**Work instructions**
Go through the records below and show every line with the string "unknowns".
**** Data
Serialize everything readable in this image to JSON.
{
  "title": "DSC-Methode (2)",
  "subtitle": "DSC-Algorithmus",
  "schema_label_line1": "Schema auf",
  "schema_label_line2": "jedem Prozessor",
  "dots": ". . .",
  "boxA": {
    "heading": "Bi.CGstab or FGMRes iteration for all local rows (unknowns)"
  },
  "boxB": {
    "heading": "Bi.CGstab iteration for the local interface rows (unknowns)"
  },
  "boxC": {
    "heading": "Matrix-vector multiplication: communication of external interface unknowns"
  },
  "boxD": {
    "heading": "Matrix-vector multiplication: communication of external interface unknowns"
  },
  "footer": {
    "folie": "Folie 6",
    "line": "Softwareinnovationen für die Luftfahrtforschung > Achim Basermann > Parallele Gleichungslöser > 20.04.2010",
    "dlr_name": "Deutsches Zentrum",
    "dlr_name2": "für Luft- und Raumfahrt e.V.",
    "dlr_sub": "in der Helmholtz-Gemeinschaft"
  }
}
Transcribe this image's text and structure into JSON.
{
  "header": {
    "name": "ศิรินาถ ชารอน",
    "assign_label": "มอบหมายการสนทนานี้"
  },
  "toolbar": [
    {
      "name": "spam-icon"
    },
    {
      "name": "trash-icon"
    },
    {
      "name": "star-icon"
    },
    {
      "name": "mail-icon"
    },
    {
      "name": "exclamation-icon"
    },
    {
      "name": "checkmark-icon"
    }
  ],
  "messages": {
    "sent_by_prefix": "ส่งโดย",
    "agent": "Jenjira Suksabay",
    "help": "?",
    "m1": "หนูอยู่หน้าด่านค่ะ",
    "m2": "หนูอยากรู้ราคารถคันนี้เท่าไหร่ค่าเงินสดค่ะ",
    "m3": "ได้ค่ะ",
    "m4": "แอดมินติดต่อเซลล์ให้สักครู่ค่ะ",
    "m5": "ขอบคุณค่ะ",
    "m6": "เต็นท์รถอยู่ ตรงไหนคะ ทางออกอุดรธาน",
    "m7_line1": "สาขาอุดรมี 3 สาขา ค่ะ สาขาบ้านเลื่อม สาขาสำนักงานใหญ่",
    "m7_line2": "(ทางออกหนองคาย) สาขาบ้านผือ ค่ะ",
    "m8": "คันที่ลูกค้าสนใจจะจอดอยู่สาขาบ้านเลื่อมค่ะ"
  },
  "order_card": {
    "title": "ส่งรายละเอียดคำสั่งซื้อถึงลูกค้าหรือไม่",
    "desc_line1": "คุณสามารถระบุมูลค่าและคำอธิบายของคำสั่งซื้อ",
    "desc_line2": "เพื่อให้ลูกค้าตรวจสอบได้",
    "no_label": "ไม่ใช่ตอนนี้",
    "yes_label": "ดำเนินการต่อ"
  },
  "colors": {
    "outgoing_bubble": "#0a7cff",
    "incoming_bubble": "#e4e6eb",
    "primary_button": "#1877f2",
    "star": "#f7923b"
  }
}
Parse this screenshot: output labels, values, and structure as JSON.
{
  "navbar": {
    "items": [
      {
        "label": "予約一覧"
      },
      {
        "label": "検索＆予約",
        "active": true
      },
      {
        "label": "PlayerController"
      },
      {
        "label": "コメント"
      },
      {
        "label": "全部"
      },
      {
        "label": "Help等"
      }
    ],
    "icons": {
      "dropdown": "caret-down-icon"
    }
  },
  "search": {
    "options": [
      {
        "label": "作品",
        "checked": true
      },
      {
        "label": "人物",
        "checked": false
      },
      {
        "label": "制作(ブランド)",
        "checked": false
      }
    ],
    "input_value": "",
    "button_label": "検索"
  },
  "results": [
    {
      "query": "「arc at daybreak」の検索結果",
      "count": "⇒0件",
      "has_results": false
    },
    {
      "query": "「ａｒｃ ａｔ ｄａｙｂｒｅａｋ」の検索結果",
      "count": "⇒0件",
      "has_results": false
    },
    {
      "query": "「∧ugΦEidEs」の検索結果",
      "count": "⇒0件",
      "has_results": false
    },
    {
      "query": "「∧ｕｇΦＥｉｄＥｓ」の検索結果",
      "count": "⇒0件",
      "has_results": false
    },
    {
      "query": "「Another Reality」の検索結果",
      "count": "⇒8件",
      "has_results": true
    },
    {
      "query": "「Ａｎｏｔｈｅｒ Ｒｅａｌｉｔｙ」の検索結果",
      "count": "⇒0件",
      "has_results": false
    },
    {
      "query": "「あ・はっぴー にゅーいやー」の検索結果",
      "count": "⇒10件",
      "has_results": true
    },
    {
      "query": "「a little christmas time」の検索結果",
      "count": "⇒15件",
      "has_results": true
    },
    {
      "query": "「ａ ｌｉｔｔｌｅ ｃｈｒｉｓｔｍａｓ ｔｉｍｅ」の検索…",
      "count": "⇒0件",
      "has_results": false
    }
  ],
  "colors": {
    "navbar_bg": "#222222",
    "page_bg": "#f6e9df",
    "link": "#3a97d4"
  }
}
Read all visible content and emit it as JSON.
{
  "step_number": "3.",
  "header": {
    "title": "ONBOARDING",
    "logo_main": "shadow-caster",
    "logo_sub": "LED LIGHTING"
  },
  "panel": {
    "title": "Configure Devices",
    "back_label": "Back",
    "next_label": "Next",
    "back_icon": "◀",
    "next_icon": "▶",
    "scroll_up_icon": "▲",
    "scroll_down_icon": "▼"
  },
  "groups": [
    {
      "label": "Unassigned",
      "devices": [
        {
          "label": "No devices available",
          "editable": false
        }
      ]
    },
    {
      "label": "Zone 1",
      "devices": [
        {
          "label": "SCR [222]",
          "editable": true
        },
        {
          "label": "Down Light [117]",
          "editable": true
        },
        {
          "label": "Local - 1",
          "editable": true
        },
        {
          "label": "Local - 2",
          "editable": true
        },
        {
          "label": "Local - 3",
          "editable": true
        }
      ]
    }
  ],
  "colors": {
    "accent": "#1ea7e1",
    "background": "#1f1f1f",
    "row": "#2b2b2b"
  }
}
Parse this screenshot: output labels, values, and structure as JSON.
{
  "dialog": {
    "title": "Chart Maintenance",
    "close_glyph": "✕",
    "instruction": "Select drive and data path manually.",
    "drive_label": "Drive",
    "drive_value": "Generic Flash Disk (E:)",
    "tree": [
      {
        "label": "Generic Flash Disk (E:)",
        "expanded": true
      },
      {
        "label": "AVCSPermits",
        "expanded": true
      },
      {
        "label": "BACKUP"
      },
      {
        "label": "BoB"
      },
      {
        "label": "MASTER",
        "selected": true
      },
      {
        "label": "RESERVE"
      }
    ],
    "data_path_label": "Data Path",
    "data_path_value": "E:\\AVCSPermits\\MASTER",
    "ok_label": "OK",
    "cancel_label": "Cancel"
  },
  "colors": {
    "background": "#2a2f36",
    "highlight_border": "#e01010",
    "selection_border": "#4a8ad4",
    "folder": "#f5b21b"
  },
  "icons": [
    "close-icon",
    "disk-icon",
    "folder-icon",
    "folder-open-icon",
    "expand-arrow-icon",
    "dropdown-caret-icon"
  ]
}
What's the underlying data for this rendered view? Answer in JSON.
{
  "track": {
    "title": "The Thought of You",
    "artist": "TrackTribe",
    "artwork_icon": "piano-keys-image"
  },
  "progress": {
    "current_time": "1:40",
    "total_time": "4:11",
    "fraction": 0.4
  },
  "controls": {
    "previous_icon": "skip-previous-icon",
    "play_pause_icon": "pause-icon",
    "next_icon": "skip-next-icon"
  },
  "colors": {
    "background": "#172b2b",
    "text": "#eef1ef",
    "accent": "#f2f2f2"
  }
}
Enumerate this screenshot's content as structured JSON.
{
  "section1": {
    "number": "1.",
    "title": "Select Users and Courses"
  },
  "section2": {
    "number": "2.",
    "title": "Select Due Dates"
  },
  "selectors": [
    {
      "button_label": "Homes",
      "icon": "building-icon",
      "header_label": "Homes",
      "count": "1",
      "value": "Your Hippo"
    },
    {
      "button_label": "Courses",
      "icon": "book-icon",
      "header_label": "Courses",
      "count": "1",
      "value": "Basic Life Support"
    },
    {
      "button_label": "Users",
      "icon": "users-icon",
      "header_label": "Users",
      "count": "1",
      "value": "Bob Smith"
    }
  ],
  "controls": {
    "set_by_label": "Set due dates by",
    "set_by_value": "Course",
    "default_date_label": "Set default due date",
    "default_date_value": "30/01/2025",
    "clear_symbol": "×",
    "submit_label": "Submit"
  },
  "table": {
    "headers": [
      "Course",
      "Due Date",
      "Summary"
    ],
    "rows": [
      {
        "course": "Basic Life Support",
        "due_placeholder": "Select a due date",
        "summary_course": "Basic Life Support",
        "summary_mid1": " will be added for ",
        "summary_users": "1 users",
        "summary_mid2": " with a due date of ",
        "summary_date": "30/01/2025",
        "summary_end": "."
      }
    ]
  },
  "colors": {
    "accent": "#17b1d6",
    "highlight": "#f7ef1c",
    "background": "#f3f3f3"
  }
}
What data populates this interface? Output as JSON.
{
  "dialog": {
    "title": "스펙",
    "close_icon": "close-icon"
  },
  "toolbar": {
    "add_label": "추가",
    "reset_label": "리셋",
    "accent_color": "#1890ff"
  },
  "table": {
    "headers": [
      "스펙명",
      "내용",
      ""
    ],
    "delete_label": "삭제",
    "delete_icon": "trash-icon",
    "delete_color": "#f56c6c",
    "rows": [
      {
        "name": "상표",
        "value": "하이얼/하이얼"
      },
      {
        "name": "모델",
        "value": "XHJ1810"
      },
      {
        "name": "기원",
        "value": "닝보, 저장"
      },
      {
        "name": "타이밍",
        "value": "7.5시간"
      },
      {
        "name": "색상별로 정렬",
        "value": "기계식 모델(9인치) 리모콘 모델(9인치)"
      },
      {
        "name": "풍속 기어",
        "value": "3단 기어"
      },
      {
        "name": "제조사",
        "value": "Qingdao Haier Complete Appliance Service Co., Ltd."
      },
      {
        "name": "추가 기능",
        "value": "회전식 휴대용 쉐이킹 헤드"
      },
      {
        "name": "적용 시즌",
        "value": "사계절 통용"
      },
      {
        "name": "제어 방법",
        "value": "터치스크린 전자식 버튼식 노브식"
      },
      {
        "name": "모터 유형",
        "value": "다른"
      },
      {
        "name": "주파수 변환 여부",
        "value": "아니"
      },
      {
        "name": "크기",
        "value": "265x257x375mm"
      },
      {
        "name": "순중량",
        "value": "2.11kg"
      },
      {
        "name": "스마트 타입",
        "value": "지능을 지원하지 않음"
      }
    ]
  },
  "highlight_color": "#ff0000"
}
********
**Your response**
    "heading": "Bi.CGstab or FGMRes iteration for all local rows (unknowns)"
    "heading": "Bi.CGstab iteration for the local interface rows (unknowns)"
    "heading": "Matrix-vector multiplication: communication of external interface unknowns"
    "heading": "Matrix-vector multiplication: communication of external interface unknowns"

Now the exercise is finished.